Washington state agreed to pay $9 million to settle claims that this fatal shooting rampage could have been prevented (see here). These tragedies could be prevented if mental health professionals and other medical providers were more aware of the mental health consequences of neurotoxicity. What will it take to bring neurotoxicity to it's proper level of awareness among our political leaders?

2009: Served as an expert witness in a neurotoxicity case at the appellate level, wherein the appeals court judge accepted my opinion, overturned the lower court, and concluded that the claimant's injuries included chemical sensitivity, as well as toxic encephalopathy. In Washington State Board of Industrial Appeals Re: Steven Vaughn.

2009: Served as an expert witness in a British Columbia Worker's Compensation Appeals Tribunal (Re: Paul Whitehead). The Appeals Tribunal in an 83 page decision accepted my opinion that neurotoxicity from mercury significantly injured a worker, and that the worker was eligible for compensation.

2009: On May 5, 2009, the court in Nicole Alexander et al. vs. Bozeman Motors, Inc., Montana 19th Judicial District Court, Gallatin, County, Cause No. DV-05-699, ruled that my time-tested use of scientific methodology in the neurotoxicity field, and that the field of neurotoxicity in which I engage, is reliable.


2010: Served as an expert witness in a State of Washington Industrial Insurance Appeals Court, wherein the judge reversed the lower court, characterized me as highly qualified, and accepted my opinion that the worker was injured from her work at the Hanford Nuclear Reservation (Re: Diana Gegg). This was later affirmed by a higher court, who stated: We strongly agree with our industrial appeals judge's decision to allow this claim... Based on the evidence in our record, we have concluded that all of the five diagnoses made by Raymond M. Singer, Ph.D., are correct and we have ordered the Department to allow the claim for these conditions. Read More Here

2010: Authored an updated chapter on Forensic Neurotoxicology - Singer, R. (2010): Forensic neurotoxicology.
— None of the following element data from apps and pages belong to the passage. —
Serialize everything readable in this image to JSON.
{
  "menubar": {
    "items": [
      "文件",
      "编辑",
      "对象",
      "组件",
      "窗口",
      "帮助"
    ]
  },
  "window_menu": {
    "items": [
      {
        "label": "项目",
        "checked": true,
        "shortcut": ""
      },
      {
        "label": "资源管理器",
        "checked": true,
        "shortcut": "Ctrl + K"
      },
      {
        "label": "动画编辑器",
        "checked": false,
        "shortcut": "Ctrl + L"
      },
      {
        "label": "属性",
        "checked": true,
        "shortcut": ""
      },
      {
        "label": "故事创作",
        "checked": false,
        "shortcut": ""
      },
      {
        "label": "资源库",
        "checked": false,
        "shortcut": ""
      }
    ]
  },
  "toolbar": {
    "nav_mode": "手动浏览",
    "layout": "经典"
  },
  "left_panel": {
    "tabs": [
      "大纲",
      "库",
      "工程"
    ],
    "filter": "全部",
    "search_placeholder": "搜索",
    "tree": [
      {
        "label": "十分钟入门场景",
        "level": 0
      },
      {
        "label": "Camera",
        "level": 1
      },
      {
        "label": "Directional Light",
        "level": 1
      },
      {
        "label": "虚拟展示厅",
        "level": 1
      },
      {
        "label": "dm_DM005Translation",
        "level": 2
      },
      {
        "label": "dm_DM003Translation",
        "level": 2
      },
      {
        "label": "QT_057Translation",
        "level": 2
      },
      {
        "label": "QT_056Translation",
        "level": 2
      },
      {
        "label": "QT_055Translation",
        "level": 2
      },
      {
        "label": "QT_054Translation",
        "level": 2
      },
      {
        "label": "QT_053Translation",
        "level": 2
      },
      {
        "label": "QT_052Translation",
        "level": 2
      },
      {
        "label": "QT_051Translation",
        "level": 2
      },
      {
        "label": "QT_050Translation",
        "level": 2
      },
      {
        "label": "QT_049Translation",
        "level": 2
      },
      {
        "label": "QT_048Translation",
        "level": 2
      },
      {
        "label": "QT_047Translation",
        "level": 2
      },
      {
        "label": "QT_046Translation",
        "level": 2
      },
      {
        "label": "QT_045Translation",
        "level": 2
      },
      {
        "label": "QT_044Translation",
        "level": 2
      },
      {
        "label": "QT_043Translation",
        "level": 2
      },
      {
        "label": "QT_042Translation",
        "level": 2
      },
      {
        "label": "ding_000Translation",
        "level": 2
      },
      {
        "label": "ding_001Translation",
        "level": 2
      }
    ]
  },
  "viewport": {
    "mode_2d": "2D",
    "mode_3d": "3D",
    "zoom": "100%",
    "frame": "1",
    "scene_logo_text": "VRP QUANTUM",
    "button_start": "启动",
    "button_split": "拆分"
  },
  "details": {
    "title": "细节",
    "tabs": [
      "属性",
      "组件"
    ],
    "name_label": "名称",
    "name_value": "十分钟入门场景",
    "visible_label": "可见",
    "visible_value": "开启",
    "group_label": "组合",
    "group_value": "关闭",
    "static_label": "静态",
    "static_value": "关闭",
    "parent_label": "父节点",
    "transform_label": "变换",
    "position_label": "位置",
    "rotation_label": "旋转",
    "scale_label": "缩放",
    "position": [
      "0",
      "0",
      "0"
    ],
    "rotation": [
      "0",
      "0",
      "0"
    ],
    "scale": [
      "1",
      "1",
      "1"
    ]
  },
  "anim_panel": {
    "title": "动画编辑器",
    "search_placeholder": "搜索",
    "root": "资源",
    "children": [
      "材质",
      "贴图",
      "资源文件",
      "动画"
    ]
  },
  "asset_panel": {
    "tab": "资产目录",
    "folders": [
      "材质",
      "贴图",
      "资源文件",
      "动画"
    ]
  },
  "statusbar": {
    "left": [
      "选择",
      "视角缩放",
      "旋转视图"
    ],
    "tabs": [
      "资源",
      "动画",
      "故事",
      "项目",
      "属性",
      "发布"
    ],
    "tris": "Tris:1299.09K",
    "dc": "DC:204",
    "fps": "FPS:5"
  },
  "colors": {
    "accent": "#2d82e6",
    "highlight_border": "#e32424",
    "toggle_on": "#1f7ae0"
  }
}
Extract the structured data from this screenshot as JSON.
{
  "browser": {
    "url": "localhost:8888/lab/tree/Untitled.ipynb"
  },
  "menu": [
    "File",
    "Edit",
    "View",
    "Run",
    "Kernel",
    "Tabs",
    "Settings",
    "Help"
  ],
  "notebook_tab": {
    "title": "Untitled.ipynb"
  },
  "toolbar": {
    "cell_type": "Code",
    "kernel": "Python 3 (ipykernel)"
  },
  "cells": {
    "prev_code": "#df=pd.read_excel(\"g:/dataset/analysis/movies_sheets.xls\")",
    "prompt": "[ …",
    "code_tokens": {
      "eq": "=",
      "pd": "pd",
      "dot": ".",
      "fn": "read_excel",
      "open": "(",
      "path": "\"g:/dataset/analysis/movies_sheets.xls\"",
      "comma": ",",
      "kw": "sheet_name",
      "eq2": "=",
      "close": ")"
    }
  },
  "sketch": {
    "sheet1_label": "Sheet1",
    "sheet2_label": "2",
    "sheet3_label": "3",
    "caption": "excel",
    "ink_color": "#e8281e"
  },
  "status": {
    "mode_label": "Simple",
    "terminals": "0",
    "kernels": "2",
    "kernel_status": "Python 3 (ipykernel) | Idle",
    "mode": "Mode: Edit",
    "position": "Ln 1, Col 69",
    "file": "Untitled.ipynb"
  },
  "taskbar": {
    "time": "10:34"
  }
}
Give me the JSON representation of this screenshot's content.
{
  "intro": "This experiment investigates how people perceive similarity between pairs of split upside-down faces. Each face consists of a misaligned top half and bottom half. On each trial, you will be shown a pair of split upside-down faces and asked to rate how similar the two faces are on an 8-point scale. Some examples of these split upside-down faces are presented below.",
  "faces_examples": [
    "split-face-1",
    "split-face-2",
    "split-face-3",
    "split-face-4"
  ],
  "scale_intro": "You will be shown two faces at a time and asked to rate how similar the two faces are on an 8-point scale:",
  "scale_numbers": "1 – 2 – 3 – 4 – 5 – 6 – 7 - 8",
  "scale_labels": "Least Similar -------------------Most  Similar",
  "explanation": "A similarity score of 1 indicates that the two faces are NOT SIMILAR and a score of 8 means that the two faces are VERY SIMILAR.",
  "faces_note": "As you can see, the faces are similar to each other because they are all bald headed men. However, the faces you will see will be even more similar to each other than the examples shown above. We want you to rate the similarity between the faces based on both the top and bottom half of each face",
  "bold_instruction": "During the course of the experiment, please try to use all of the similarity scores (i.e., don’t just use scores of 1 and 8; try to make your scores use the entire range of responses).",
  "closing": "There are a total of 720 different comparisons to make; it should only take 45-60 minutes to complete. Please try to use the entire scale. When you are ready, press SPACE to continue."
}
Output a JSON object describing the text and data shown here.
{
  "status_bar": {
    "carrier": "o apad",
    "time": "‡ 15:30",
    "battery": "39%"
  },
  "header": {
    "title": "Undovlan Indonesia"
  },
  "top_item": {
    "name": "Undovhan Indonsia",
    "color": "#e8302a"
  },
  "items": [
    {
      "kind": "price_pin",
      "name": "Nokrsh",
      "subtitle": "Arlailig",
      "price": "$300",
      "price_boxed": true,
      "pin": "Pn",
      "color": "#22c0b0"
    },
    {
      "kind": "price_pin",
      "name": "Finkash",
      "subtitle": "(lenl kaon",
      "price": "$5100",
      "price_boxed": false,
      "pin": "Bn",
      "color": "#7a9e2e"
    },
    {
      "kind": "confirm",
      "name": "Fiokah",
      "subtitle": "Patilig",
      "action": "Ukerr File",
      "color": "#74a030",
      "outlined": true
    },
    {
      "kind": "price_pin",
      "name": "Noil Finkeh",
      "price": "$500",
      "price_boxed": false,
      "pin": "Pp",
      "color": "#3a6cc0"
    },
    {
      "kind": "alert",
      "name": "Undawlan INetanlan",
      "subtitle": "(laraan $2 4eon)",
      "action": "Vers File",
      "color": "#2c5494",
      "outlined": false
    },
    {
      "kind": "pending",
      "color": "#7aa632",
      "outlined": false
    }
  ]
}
In the Handbook of Forensic Neuropsychology, Second Edition. New York: Springer.

2011: Authored one of the first published work identifying neurotoxicity as a specific syndrome - The Neurotoxicity Syndrome - in Singer, R. (2011). Neurotoxicity in Neuropsychology. In Schoenberg, MR & Scott, JG. The Little Black Book of Neuropsychology: a Syndrome Based Approach. New York: Springer.